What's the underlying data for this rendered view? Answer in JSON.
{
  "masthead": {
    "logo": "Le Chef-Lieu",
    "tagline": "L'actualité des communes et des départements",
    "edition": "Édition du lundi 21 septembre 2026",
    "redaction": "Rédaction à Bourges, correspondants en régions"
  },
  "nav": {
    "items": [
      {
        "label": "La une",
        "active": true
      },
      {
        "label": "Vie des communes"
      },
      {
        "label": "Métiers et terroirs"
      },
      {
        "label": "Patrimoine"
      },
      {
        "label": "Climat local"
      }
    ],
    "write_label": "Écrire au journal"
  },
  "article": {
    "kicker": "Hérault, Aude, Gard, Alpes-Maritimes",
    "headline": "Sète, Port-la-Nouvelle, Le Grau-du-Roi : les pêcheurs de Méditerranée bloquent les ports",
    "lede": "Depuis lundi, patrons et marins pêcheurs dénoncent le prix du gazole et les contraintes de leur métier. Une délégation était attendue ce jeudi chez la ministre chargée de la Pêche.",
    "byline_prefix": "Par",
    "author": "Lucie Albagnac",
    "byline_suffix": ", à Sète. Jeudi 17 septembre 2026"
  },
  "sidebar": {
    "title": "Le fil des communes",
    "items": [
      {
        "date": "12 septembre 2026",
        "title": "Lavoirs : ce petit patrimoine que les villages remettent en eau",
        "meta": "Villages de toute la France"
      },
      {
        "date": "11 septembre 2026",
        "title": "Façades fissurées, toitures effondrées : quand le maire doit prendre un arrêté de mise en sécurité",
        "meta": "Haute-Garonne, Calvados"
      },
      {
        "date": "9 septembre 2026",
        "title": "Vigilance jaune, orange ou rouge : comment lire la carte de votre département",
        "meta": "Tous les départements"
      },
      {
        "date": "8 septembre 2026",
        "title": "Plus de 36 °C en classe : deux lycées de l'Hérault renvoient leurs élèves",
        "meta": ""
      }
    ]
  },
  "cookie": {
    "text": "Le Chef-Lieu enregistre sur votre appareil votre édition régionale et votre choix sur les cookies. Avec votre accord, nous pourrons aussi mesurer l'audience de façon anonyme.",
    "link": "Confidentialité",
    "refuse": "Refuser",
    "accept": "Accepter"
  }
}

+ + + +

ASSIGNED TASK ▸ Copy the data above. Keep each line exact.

EXPECTED ANSWER ▸
What's the underlying data for this rendered view? Answer in JSON.
{
  "masthead": {
    "logo": "Le Chef-Lieu",
    "tagline": "L'actualité des communes et des départements",
    "edition": "Édition du lundi 21 septembre 2026",
    "redaction": "Rédaction à Bourges, correspondants en régions"
  },
  "nav": {
    "items": [
      {
        "label": "La une",
        "active": true
      },
      {
        "label": "Vie des communes"
      },
      {
        "label": "Métiers et terroirs"
      },
      {
        "label": "Patrimoine"
      },
      {
        "label": "Climat local"
      }
    ],
    "write_label": "Écrire au journal"
  },
  "article": {
    "kicker": "Hérault, Aude, Gard, Alpes-Maritimes",
    "headline": "Sète, Port-la-Nouvelle, Le Grau-du-Roi : les pêcheurs de Méditerranée bloquent les ports",
    "lede": "Depuis lundi, patrons et marins pêcheurs dénoncent le prix du gazole et les contraintes de leur métier. Une délégation était attendue ce jeudi chez la ministre chargée de la Pêche.",
    "byline_prefix": "Par",
    "author": "Lucie Albagnac",
    "byline_suffix": ", à Sète. Jeudi 17 septembre 2026"
  },
  "sidebar": {
    "title": "Le fil des communes",
    "items": [
      {
        "date": "12 septembre 2026",
        "title": "Lavoirs : ce petit patrimoine que les villages remettent en eau",
        "meta": "Villages de toute la France"
      },
      {
        "date": "11 septembre 2026",
        "title": "Façades fissurées, toitures effondrées : quand le maire doit prendre un arrêté de mise en sécurité",
        "meta": "Haute-Garonne, Calvados"
      },
      {
        "date": "9 septembre 2026",
        "title": "Vigilance jaune, orange ou rouge : comment lire la carte de votre département",
        "meta": "Tous les départements"
      },
      {
        "date": "8 septembre 2026",
        "title": "Plus de 36 °C en classe : deux lycées de l'Hérault renvoient leurs élèves",
        "meta": ""
      }
    ]
  },
  "cookie": {
    "text": "Le Chef-Lieu enregistre sur votre appareil votre édition régionale et votre choix sur les cookies. Avec votre accord, nous pourrons aussi mesurer l'audience de façon anonyme.",
    "link": "Confidentialité",
    "refuse": "Refuser",
    "accept": "Accepter"
  }
}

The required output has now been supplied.